Exercise objective => Reproduce every entry exactly as given.

---------- Source material ----------

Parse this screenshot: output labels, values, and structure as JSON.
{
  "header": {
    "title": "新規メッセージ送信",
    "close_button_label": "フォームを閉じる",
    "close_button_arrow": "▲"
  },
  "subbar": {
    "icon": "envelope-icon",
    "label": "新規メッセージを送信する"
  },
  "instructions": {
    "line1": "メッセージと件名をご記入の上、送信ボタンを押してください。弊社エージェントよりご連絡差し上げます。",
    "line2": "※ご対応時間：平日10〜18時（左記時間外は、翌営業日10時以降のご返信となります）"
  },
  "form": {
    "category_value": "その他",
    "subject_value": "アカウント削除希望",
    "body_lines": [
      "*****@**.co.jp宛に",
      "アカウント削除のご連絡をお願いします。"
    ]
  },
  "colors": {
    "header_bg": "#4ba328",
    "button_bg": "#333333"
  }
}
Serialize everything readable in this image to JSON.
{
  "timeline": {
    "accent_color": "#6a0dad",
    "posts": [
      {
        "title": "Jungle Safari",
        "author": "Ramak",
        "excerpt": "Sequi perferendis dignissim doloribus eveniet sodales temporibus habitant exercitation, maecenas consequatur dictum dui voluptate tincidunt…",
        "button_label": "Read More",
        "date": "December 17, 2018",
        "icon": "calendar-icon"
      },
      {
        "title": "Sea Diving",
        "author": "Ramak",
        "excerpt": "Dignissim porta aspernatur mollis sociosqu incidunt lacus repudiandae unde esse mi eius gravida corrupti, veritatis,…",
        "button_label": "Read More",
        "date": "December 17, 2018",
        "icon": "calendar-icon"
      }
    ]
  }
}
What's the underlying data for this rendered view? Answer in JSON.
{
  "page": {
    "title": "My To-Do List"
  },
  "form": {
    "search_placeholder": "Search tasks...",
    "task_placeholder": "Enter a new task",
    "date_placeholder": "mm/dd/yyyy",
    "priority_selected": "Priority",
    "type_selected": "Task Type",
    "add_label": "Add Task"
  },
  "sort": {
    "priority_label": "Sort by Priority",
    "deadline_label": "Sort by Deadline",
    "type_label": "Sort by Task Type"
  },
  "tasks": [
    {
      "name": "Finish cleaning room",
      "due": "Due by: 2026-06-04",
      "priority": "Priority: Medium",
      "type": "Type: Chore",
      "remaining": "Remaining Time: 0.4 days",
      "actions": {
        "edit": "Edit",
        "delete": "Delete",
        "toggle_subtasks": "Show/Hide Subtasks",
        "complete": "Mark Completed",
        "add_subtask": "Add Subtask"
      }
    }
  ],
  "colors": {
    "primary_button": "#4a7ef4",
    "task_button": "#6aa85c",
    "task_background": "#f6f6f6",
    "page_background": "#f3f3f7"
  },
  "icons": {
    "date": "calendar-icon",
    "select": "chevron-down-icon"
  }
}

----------

Answer for this exercise =>
Parse this screenshot: output labels, values, and structure as JSON.
{
  "header": {
    "title": "新規メッセージ送信",
    "close_button_label": "フォームを閉じる",
    "close_button_arrow": "▲"
  },
  "subbar": {
    "icon": "envelope-icon",
    "label": "新規メッセージを送信する"
  },
  "instructions": {
    "line1": "メッセージと件名をご記入の上、送信ボタンを押してください。弊社エージェントよりご連絡差し上げます。",
    "line2": "※ご対応時間：平日10〜18時（左記時間外は、翌営業日10時以降のご返信となります）"
  },
  "form": {
    "category_value": "その他",
    "subject_value": "アカウント削除希望",
    "body_lines": [
      "*****@**.co.jp宛に",
      "アカウント削除のご連絡をお願いします。"
    ]
  },
  "colors": {
    "header_bg": "#4ba328",
    "button_bg": "#333333"
  }
}
Serialize everything readable in this image to JSON.
{
  "timeline": {
    "accent_color": "#6a0dad",
    "posts": [
      {
        "title": "Jungle Safari",
        "author": "Ramak",
        "excerpt": "Sequi perferendis dignissim doloribus eveniet sodales temporibus habitant exercitation, maecenas consequatur dictum dui voluptate tincidunt…",
        "button_label": "Read More",
        "date": "December 17, 2018",
        "icon": "calendar-icon"
      },
      {
        "title": "Sea Diving",
        "author": "Ramak",
        "excerpt": "Dignissim porta aspernatur mollis sociosqu incidunt lacus repudiandae unde esse mi eius gravida corrupti, veritatis,…",
        "button_label": "Read More",
        "date": "December 17, 2018",
        "icon": "calendar-icon"
      }
    ]
  }
}
What's the underlying data for this rendered view? Answer in JSON.
{
  "page": {
    "title": "My To-Do List"
  },
  "form": {
    "search_placeholder": "Search tasks...",
    "task_placeholder": "Enter a new task",
    "date_placeholder": "mm/dd/yyyy",
    "priority_selected": "Priority",
    "type_selected": "Task Type",
    "add_label": "Add Task"
  },
  "sort": {
    "priority_label": "Sort by Priority",
    "deadline_label": "Sort by Deadline",
    "type_label": "Sort by Task Type"
  },
  "tasks": [
    {
      "name": "Finish cleaning room",
      "due": "Due by: 2026-06-04",
      "priority": "Priority: Medium",
      "type": "Type: Chore",
      "remaining": "Remaining Time: 0.4 days",
      "actions": {
        "edit": "Edit",
        "delete": "Delete",
        "toggle_subtasks": "Show/Hide Subtasks",
        "complete": "Mark Completed",
        "add_subtask": "Add Subtask"
      }
    }
  ],
  "colors": {
    "primary_button": "#4a7ef4",
    "task_button": "#6aa85c",
    "task_background": "#f6f6f6",
    "page_background": "#f3f3f7"
  },
  "icons": {
    "date": "calendar-icon",
    "select": "chevron-down-icon"
  }
}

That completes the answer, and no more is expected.